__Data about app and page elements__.
*****

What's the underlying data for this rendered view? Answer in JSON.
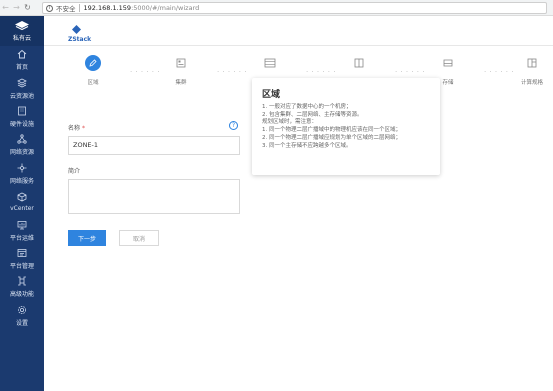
{
  "browser": {
    "security_label": "不安全",
    "url_host": "192.168.1.159",
    "url_path": ":5000/#/main/wizard"
  },
  "sidebar": {
    "logo_label": "私有云",
    "items": [
      {
        "label": "首页",
        "icon": "home-icon"
      },
      {
        "label": "云资源池",
        "icon": "cloud-icon"
      },
      {
        "label": "硬件设施",
        "icon": "building-icon"
      },
      {
        "label": "网络资源",
        "icon": "network-icon"
      },
      {
        "label": "网络服务",
        "icon": "network-service-icon"
      },
      {
        "label": "vCenter",
        "icon": "cube-icon"
      },
      {
        "label": "平台运维",
        "icon": "monitor-icon"
      },
      {
        "label": "平台管理",
        "icon": "manage-icon"
      },
      {
        "label": "高级功能",
        "icon": "advanced-icon"
      },
      {
        "label": "设置",
        "icon": "settings-icon"
      }
    ]
  },
  "header": {
    "brand": "ZStack"
  },
  "wizard": {
    "steps": [
      {
        "label": "区域",
        "icon": "pencil-icon",
        "active": true
      },
      {
        "label": "集群",
        "icon": "cluster-icon",
        "active": false
      },
      {
        "label": "",
        "icon": "host-icon",
        "active": false
      },
      {
        "label": "",
        "icon": "storage-icon",
        "active": false
      },
      {
        "label": "存储",
        "icon": "disk-icon",
        "active": false
      },
      {
        "label": "计算规格",
        "icon": "spec-icon",
        "active": false
      }
    ]
  },
  "form": {
    "name_label": "名称",
    "required_mark": "*",
    "name_value": "ZONE-1",
    "desc_label": "简介",
    "desc_value": "",
    "next_label": "下一步",
    "cancel_label": "取消"
  },
  "popover": {
    "title": "区域",
    "lines": [
      "1. 一般对应了数据中心的一个机房；",
      "2. 包含集群、二层网络、主存储等资源。",
      "规划区域时，需注意：",
      "1. 同一个物理二层广播域中的物理机应该在同一个区域；",
      "2. 同一个物理二层广播域应规划为单个区域的二层网络；",
      "3. 同一个主存储不应跨越多个区域。"
    ]
  }
}
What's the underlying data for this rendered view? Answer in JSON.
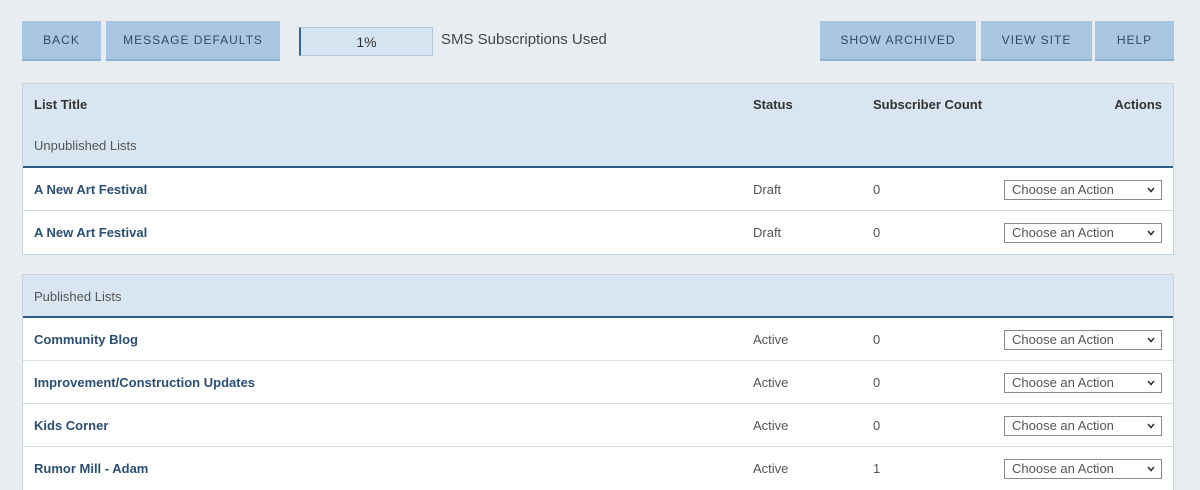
{
  "toolbar": {
    "back_label": "BACK",
    "message_defaults_label": "MESSAGE DEFAULTS",
    "usage_value": "1%",
    "usage_label": "SMS Subscriptions Used",
    "show_archived_label": "SHOW ARCHIVED",
    "view_site_label": "VIEW SITE",
    "help_label": "HELP"
  },
  "columns": {
    "title": "List Title",
    "status": "Status",
    "count": "Subscriber Count",
    "actions": "Actions"
  },
  "unpublished": {
    "label": "Unpublished Lists",
    "rows": [
      {
        "title": "A New Art Festival",
        "status": "Draft",
        "count": "0",
        "action": "Choose an Action"
      },
      {
        "title": "A New Art Festival",
        "status": "Draft",
        "count": "0",
        "action": "Choose an Action"
      }
    ]
  },
  "published": {
    "label": "Published Lists",
    "rows": [
      {
        "title": "Community Blog",
        "status": "Active",
        "count": "0",
        "action": "Choose an Action"
      },
      {
        "title": "Improvement/Construction Updates",
        "status": "Active",
        "count": "0",
        "action": "Choose an Action"
      },
      {
        "title": "Kids Corner",
        "status": "Active",
        "count": "0",
        "action": "Choose an Action"
      },
      {
        "title": "Rumor Mill - Adam",
        "status": "Active",
        "count": "1",
        "action": "Choose an Action"
      }
    ]
  },
  "icons": {
    "select_arrow": "chevron-down-icon"
  },
  "colors": {
    "button_bg": "#a9c6e3",
    "header_bg": "#d9e5f0",
    "link": "#2b4f74",
    "accent_border": "#2b5b87"
  }
}
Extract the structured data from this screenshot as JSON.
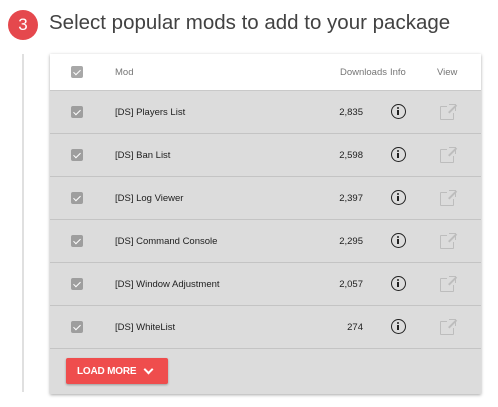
{
  "step": {
    "number": "3",
    "title": "Select popular mods to add to your package",
    "accent_color": "#e5484d"
  },
  "table": {
    "headers": {
      "mod": "Mod",
      "downloads": "Downloads",
      "info": "Info",
      "view": "View"
    },
    "select_all_checked": true,
    "rows": [
      {
        "name": "[DS] Players List",
        "downloads": "2,835",
        "checked": true
      },
      {
        "name": "[DS] Ban List",
        "downloads": "2,598",
        "checked": true
      },
      {
        "name": "[DS] Log Viewer",
        "downloads": "2,397",
        "checked": true
      },
      {
        "name": "[DS] Command Console",
        "downloads": "2,295",
        "checked": true
      },
      {
        "name": "[DS] Window Adjustment",
        "downloads": "2,057",
        "checked": true
      },
      {
        "name": "[DS] WhiteList",
        "downloads": "274",
        "checked": true
      }
    ],
    "info_icon": "info-circle-icon",
    "view_icon": "open-in-new-icon"
  },
  "load_more": {
    "label": "LOAD MORE",
    "icon": "chevron-down-icon",
    "color": "#ef4d4d"
  }
}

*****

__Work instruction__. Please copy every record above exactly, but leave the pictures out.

__Expected output__.
What's the underlying data for this rendered view? Answer in JSON.
{
  "browser": {
    "security_label": "不安全",
    "url_host": "192.168.1.159",
    "url_path": ":5000/#/main/wizard"
  },
  "sidebar": {
    "logo_label": "私有云",
    "items": [
      {
        "label": "首页",
        "icon": "home-icon"
      },
      {
        "label": "云资源池",
        "icon": "cloud-icon"
      },
      {
        "label": "硬件设施",
        "icon": "building-icon"
      },
      {
        "label": "网络资源",
        "icon": "network-icon"
      },
      {
        "label": "网络服务",
        "icon": "network-service-icon"
      },
      {
        "label": "vCenter",
        "icon": "cube-icon"
      },
      {
        "label": "平台运维",
        "icon": "monitor-icon"
      },
      {
        "label": "平台管理",
        "icon": "manage-icon"
      },
      {
        "label": "高级功能",
        "icon": "advanced-icon"
      },
      {
        "label": "设置",
        "icon": "settings-icon"
      }
    ]
  },
  "header": {
    "brand": "ZStack"
  },
  "wizard": {
    "steps": [
      {
        "label": "区域",
        "icon": "pencil-icon",
        "active": true
      },
      {
        "label": "集群",
        "icon": "cluster-icon",
        "active": false
      },
      {
        "label": "",
        "icon": "host-icon",
        "active": false
      },
      {
        "label": "",
        "icon": "storage-icon",
        "active": false
      },
      {
        "label": "存储",
        "icon": "disk-icon",
        "active": false
      },
      {
        "label": "计算规格",
        "icon": "spec-icon",
        "active": false
      }
    ]
  },
  "form": {
    "name_label": "名称",
    "required_mark": "*",
    "name_value": "ZONE-1",
    "desc_label": "简介",
    "desc_value": "",
    "next_label": "下一步",
    "cancel_label": "取消"
  },
  "popover": {
    "title": "区域",
    "lines": [
      "1. 一般对应了数据中心的一个机房；",
      "2. 包含集群、二层网络、主存储等资源。",
      "规划区域时，需注意：",
      "1. 同一个物理二层广播域中的物理机应该在同一个区域；",
      "2. 同一个物理二层广播域应规划为单个区域的二层网络；",
      "3. 同一个主存储不应跨越多个区域。"
    ]
  }
}
What's the underlying data for this rendered view? Answer in JSON.
{
  "toolbar": {
    "back_label": "BACK",
    "message_defaults_label": "MESSAGE DEFAULTS",
    "usage_value": "1%",
    "usage_label": "SMS Subscriptions Used",
    "show_archived_label": "SHOW ARCHIVED",
    "view_site_label": "VIEW SITE",
    "help_label": "HELP"
  },
  "columns": {
    "title": "List Title",
    "status": "Status",
    "count": "Subscriber Count",
    "actions": "Actions"
  },
  "unpublished": {
    "label": "Unpublished Lists",
    "rows": [
      {
        "title": "A New Art Festival",
        "status": "Draft",
        "count": "0",
        "action": "Choose an Action"
      },
      {
        "title": "A New Art Festival",
        "status": "Draft",
        "count": "0",
        "action": "Choose an Action"
      }
    ]
  },
  "published": {
    "label": "Published Lists",
    "rows": [
      {
        "title": "Community Blog",
        "status": "Active",
        "count": "0",
        "action": "Choose an Action"
      },
      {
        "title": "Improvement/Construction Updates",
        "status": "Active",
        "count": "0",
        "action": "Choose an Action"
      },
      {
        "title": "Kids Corner",
        "status": "Active",
        "count": "0",
        "action": "Choose an Action"
      },
      {
        "title": "Rumor Mill - Adam",
        "status": "Active",
        "count": "1",
        "action": "Choose an Action"
      }
    ]
  },
  "icons": {
    "select_arrow": "chevron-down-icon"
  },
  "colors": {
    "button_bg": "#a9c6e3",
    "header_bg": "#d9e5f0",
    "link": "#2b4f74",
    "accent_border": "#2b5b87"
  }
}
Extract the structured data from this screenshot as JSON.
{
  "step": {
    "number": "3",
    "title": "Select popular mods to add to your package",
    "accent_color": "#e5484d"
  },
  "table": {
    "headers": {
      "mod": "Mod",
      "downloads": "Downloads",
      "info": "Info",
      "view": "View"
    },
    "select_all_checked": true,
    "rows": [
      {
        "name": "[DS] Players List",
        "downloads": "2,835",
        "checked": true
      },
      {
        "name": "[DS] Ban List",
        "downloads": "2,598",
        "checked": true
      },
      {
        "name": "[DS] Log Viewer",
        "downloads": "2,397",
        "checked": true
      },
      {
        "name": "[DS] Command Console",
        "downloads": "2,295",
        "checked": true
      },
      {
        "name": "[DS] Window Adjustment",
        "downloads": "2,057",
        "checked": true
      },
      {
        "name": "[DS] WhiteList",
        "downloads": "274",
        "checked": true
      }
    ],
    "info_icon": "info-circle-icon",
    "view_icon": "open-in-new-icon"
  },
  "load_more": {
    "label": "LOAD MORE",
    "icon": "chevron-down-icon",
    "color": "#ef4d4d"
  }
}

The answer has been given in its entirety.